Manon Bradshaw’s personal life is still a mess. There’s the bad, the worse, and the awful. Does it matter that she is a crackerjack police detective? No.
In this second outing for DI Bradshaw, her personal life again intrudes into her professional one. For one thing, Manon is walking like a beached battleship and can’t always get up if she is down. She’s six months pregnant. The how and why of that doesn’t come until way into the book.
It has been over a year since the events in the first book. Manon has returned to her little town of Huntingdon in Cambridgeshire, leaving her big city London job behind. That is so she and her sister can create better lives for their children. In Manon’s case, it isn’t just for her unborn child. For those who read the first book, “Missing, Presumed,” it will warm the cockles of your heart to learn that her adopted son is twelve-year-old Fly Dent, the sweet and vulnerable child whose older brother was murdered. Her sister Ellie has a three-year-old, Solomon. They all live together in an unremarkable but large house.
However, all is not well in paradise. Although the move was made to take Fly away from the poverty, drugs, and grinding lifestyle of where he is from, he feels out of place as a black boy in a very white town. Also, he is in trouble at school, often asked to babysit his young cousin, and buries his head in a book at every opportunity. And let’s not get into his monosyllabic responses! Manon finds out that he has skipped school at least once to travel back to his old London neighborhood. Can she win Fly’s heart if their new life is already stacked against them?
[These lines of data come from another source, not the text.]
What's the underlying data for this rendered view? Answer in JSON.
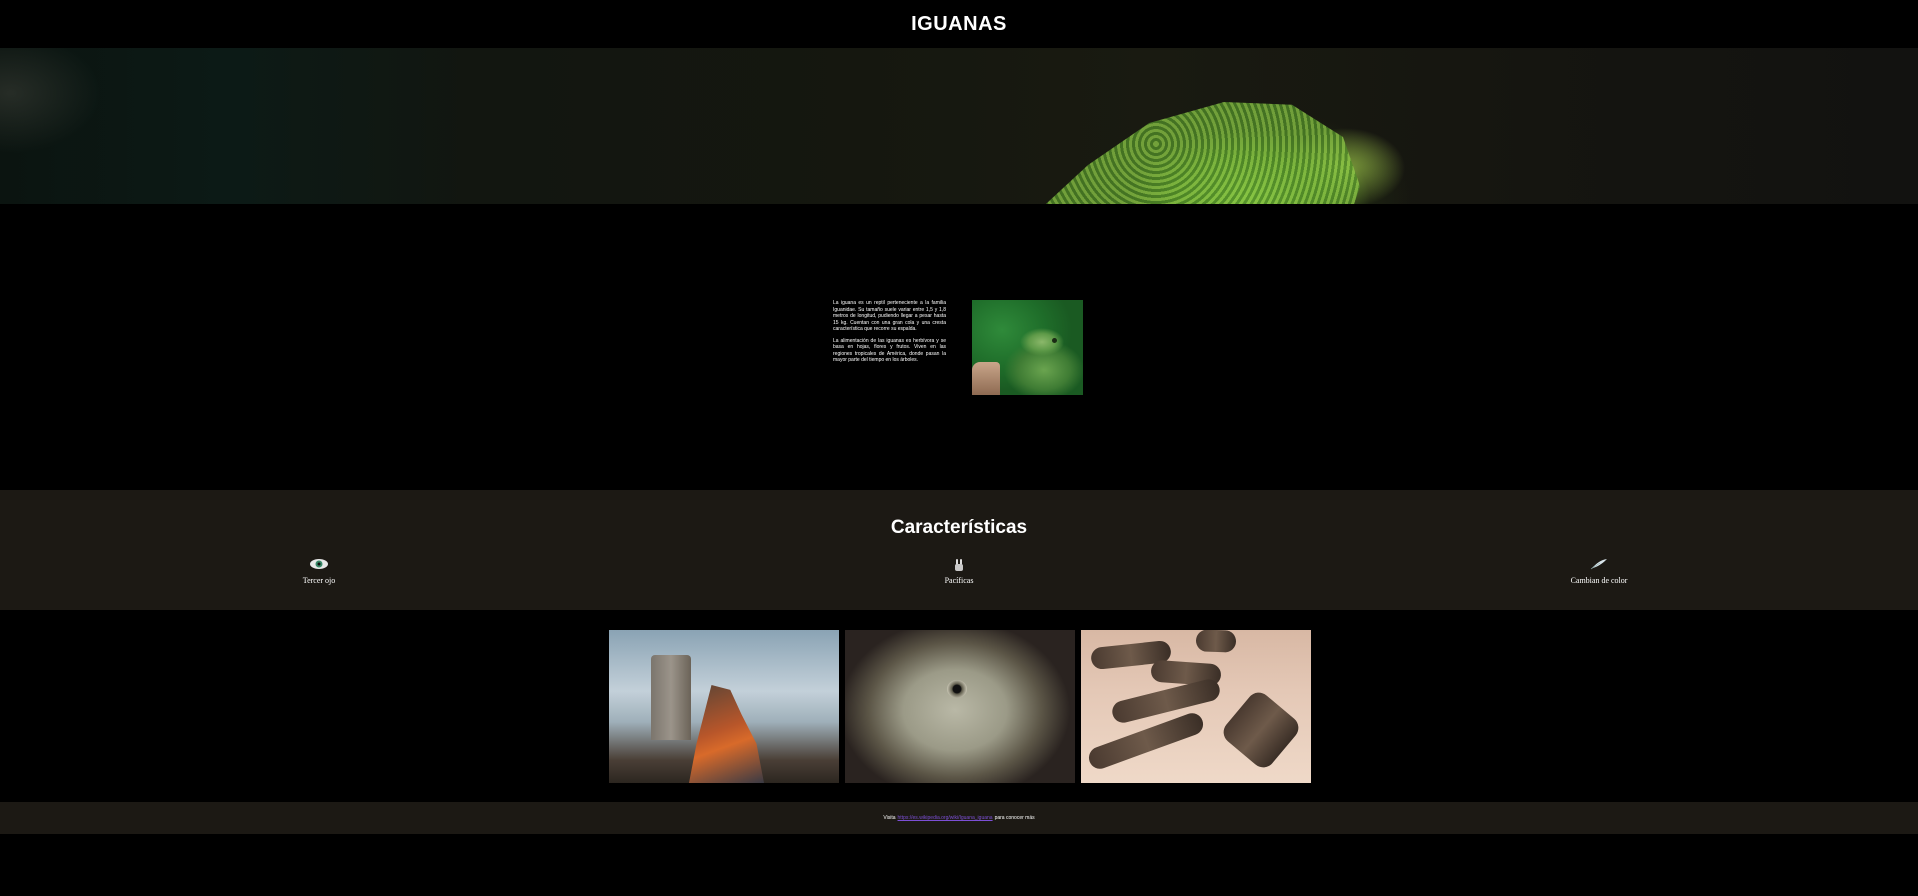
{
  "header": {
    "title": "IGUANAS"
  },
  "intro": {
    "paragraphs": [
      "La iguana es un reptil perteneciente a la familia Iguanidae. Su tamaño suele variar entre 1,5 y 1,8 metros de longitud, pudiendo llegar a pesar hasta 15 kg. Cuentan con una gran cola y una cresta característica que recorre su espalda.",
      "La alimentación de las iguanas es herbívora y se basa en hojas, flores y frutos. Viven en las regiones tropicales de América, donde pasan la mayor parte del tiempo en los árboles."
    ],
    "image_alt": "Iguana verde"
  },
  "features": {
    "title": "Características",
    "items": [
      {
        "label": "Tercer ojo",
        "icon": "eye-icon"
      },
      {
        "label": "Pacíficas",
        "icon": "peace-hand-icon"
      },
      {
        "label": "Cambian de color",
        "icon": "feather-icon"
      }
    ]
  },
  "gallery": {
    "photos": [
      {
        "alt": "Iguana naranja junto a un poste en la orilla"
      },
      {
        "alt": "Primer plano de la cabeza de una iguana"
      },
      {
        "alt": "Grupo de iguanas en la arena"
      }
    ]
  },
  "footer": {
    "prefix": "Visita",
    "link_text": "https://es.wikipedia.org/wiki/Iguana_iguana",
    "suffix": "para conocer más"
  },
  "colors": {
    "background": "#000000",
    "band": "#1c1914",
    "link": "#7c4fd6"
  }
}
Worst of all (actually, worse is yet to come!), she has been sidelined from active duty. When a murder case occupies the squad, she eavesdrops, offers unwanted suggestions, and inserts her nose where it doesn’t belong. Her old colleague and former underling, Davy Walker, is supervising the case, something Manon used to do with Davy’s assistance. Sigh.
A man has been found stabbed to death in a nearby stretch of woods. A woman was walking on the same trail when she saw the man fall. He whispered what sounded like, “Sass,” as he died. The murder weapon cannot be found. It is discovered that the man had just arrived by train, walked the short distance to the woods, and then died.
Susie Steiner’s plotting shows her genius. Why are there holes in the testimony of the woman who found the man? Is she his killer? Then she claims to have seen someone else in the woods. A black man with a hood? A black boy, perhaps? Fly? Is her testimony reliable? I want to be careful and respect Steiner’s meticulous layering of the story, including the revelation of who the dead man is, so this review is rather sparse in details. But Steiner presents a deliciously layered crime-cake.
Manon is hard to like as a character; she’s too needy and self-involved. She spent the first book whinging, crying, and being a mess. She does less of that in “Persons Unknown,” trying desperately to pull herself up to face her new responsibilities, but she still has to be rescued by her incredibly tolerant friends. Her saving grace is she is a tenacious and intelligent snooper. Despite not being on the official team investigating the murder, she has an advantage. Besides the above-mentioned qualities, she is not hampered by certain assumptions the team is making.
My favorite new character is Birdie Fielding, who headlines one of the many sections of “Persons Unknown.” She is an overweight convenience store owner in London. She accidentally becomes involved in the case. She loves Tony Blair, disgraced though he may be. She misses her grandmother. She watches reality shows in her apartment above the store. Then this heretofore lonely, complex, intelligent woman living an ordinary life falls headlong into a dangerous situation. Steiner wins five gold stars for this character and her part in the story.
Finally, finally, Manon moves slowly outside of her own needs. The promise and ending for “Missing, Presumed” is realized in this.